*** Block opens ***

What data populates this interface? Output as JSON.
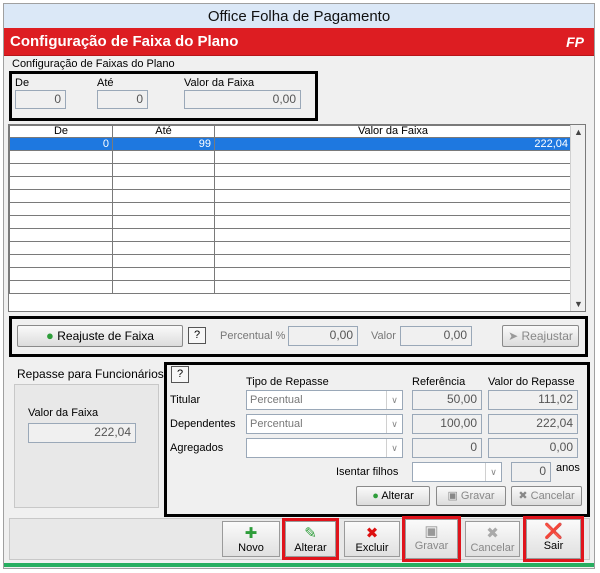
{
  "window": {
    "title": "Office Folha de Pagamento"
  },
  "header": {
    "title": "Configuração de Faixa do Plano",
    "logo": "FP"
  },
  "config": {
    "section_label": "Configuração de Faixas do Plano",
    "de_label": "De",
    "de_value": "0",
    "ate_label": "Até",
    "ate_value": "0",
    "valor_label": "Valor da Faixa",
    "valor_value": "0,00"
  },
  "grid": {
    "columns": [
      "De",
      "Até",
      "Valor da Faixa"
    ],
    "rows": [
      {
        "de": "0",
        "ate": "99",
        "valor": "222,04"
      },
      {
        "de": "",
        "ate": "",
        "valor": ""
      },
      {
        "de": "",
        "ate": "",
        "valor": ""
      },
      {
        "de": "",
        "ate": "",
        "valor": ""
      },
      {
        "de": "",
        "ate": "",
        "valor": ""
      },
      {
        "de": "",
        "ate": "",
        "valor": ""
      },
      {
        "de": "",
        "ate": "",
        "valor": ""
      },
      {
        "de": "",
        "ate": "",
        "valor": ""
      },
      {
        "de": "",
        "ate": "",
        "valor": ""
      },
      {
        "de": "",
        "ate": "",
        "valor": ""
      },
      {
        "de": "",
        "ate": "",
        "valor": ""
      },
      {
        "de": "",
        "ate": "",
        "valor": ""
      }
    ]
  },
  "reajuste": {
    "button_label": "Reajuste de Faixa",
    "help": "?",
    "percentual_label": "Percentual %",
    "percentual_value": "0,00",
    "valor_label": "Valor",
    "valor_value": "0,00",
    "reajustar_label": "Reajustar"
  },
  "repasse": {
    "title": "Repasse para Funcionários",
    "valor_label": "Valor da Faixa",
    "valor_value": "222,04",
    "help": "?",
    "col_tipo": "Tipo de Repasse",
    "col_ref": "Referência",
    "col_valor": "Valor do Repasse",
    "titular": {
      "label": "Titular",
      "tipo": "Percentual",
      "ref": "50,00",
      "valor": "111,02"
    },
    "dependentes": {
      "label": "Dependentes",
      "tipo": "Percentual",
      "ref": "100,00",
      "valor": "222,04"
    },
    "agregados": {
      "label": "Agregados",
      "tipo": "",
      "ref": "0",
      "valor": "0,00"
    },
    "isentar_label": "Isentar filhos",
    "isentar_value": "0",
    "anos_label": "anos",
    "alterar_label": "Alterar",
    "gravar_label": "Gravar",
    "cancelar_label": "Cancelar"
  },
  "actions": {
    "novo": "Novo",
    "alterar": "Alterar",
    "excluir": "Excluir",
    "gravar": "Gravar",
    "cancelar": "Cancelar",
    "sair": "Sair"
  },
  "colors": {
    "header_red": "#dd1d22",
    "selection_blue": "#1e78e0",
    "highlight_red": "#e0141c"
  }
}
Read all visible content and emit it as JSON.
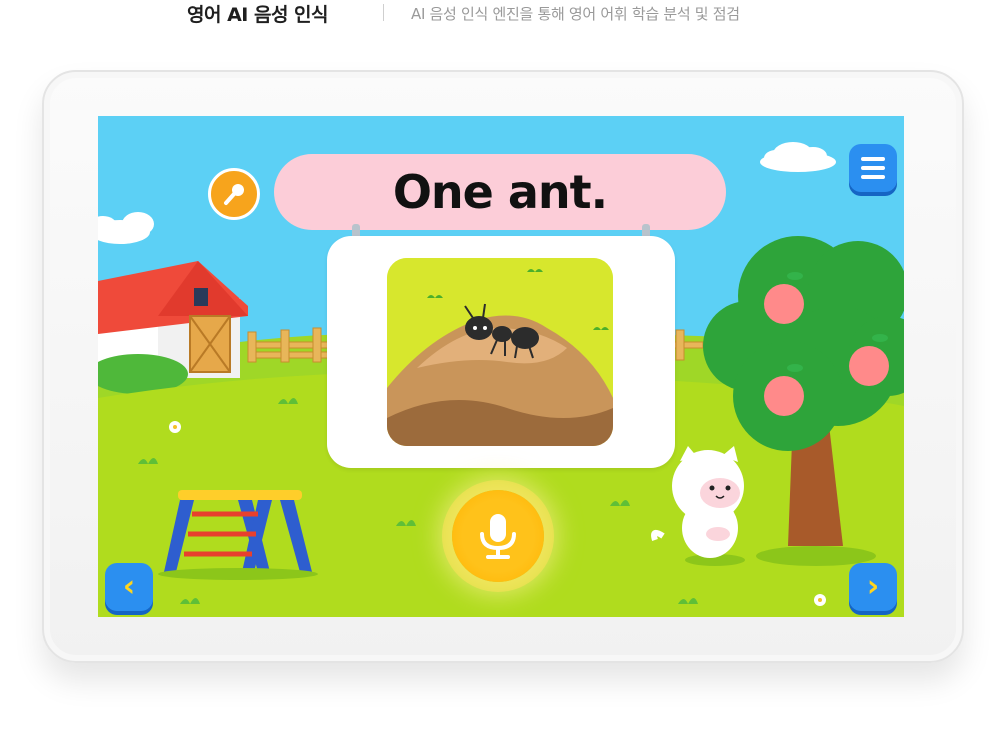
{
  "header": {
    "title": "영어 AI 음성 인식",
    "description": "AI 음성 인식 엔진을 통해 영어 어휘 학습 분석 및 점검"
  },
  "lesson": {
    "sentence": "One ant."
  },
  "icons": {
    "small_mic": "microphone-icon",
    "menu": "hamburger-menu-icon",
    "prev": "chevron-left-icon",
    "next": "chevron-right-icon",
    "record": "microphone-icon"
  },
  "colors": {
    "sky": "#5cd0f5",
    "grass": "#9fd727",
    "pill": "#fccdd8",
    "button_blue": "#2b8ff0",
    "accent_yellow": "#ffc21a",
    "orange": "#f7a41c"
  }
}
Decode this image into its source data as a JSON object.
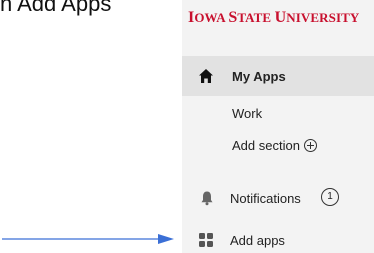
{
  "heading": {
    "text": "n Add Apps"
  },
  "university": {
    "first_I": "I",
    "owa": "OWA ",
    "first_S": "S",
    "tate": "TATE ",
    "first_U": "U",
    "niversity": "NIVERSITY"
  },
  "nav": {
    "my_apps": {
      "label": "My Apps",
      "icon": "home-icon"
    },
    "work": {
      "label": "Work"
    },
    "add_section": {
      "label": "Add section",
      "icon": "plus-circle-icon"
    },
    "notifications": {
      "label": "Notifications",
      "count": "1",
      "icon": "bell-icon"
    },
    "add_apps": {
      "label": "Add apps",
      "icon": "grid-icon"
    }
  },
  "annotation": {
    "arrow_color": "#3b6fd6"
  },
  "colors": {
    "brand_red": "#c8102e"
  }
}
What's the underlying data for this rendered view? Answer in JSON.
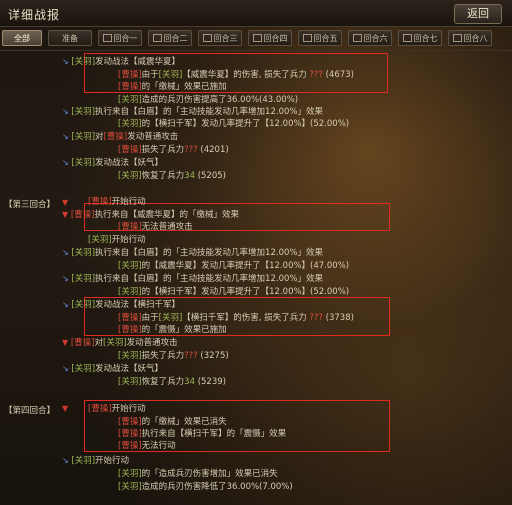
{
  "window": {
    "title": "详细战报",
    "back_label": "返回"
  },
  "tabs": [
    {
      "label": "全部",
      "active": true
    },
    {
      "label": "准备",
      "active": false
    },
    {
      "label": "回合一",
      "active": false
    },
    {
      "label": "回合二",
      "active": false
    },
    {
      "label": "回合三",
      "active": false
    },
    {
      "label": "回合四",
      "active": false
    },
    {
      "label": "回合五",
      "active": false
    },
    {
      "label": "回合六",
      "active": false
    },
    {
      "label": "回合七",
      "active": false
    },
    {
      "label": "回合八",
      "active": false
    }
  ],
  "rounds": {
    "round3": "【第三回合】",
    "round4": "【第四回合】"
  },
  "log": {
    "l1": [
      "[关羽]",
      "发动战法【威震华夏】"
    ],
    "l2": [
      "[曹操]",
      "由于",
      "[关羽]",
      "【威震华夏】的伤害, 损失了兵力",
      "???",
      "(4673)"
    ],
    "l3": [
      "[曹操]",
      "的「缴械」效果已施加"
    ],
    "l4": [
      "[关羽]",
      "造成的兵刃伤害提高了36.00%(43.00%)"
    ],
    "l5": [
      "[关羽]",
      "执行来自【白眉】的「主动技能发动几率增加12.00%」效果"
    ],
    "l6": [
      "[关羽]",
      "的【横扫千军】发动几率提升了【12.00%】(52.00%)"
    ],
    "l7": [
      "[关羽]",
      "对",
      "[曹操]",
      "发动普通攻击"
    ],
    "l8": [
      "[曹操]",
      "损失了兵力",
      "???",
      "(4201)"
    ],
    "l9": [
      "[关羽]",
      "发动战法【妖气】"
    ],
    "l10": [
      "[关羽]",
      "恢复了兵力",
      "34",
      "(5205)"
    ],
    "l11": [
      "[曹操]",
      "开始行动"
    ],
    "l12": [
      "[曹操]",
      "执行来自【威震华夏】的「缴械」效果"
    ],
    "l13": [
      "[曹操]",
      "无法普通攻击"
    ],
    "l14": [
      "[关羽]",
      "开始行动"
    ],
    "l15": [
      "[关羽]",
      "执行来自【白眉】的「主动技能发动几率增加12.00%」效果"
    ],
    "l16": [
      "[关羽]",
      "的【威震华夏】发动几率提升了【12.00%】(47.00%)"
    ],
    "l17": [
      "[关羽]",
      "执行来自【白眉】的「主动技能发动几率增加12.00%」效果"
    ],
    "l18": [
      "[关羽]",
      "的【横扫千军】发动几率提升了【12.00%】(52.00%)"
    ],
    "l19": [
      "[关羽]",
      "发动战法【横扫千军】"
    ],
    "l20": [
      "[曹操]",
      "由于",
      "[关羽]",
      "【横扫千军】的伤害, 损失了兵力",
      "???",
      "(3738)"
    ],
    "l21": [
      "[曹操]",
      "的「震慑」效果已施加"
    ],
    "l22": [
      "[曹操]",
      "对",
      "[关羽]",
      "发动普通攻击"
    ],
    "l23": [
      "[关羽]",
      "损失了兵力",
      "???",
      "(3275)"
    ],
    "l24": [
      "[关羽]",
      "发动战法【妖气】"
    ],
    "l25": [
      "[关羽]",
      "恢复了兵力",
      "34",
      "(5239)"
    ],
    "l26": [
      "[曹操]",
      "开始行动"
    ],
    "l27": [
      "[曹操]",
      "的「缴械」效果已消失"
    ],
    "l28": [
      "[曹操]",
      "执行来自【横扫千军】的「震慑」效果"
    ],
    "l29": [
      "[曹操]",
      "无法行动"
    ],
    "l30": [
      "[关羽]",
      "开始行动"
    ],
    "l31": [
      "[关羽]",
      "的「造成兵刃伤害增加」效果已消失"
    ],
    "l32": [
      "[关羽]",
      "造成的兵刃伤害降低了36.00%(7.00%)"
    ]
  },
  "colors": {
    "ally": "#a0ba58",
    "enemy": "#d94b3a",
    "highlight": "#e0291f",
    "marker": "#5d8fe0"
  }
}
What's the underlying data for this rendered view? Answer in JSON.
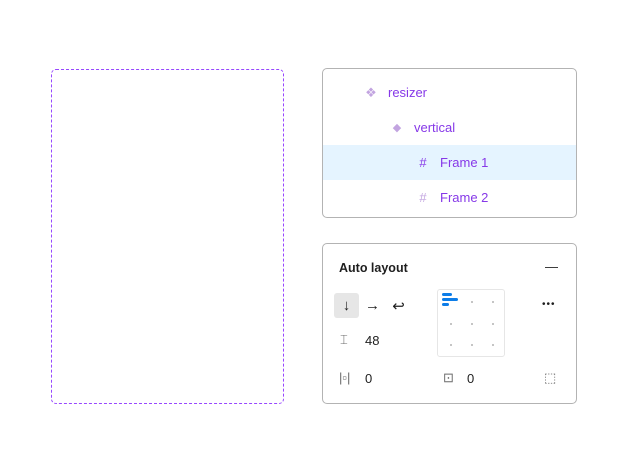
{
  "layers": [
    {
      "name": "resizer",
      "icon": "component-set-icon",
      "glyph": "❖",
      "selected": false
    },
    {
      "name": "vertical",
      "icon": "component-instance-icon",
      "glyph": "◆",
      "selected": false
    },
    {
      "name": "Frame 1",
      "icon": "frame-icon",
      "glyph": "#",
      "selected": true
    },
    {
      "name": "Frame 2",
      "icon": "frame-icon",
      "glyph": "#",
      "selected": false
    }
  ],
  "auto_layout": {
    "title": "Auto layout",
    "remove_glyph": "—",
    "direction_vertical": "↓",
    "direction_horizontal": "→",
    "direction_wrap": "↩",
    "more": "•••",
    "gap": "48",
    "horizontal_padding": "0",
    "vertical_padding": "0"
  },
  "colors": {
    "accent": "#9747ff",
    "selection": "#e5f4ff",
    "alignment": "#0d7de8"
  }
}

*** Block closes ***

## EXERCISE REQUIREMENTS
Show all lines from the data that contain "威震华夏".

## EXPECTED OUTPUT
      "发动战法【威震华夏】"
      "【威震华夏】的伤害, 损失了兵力",
      "执行来自【威震华夏】的「缴械」效果"
      "的【威震华夏】发动几率提升了【12.00%】(47.00%)"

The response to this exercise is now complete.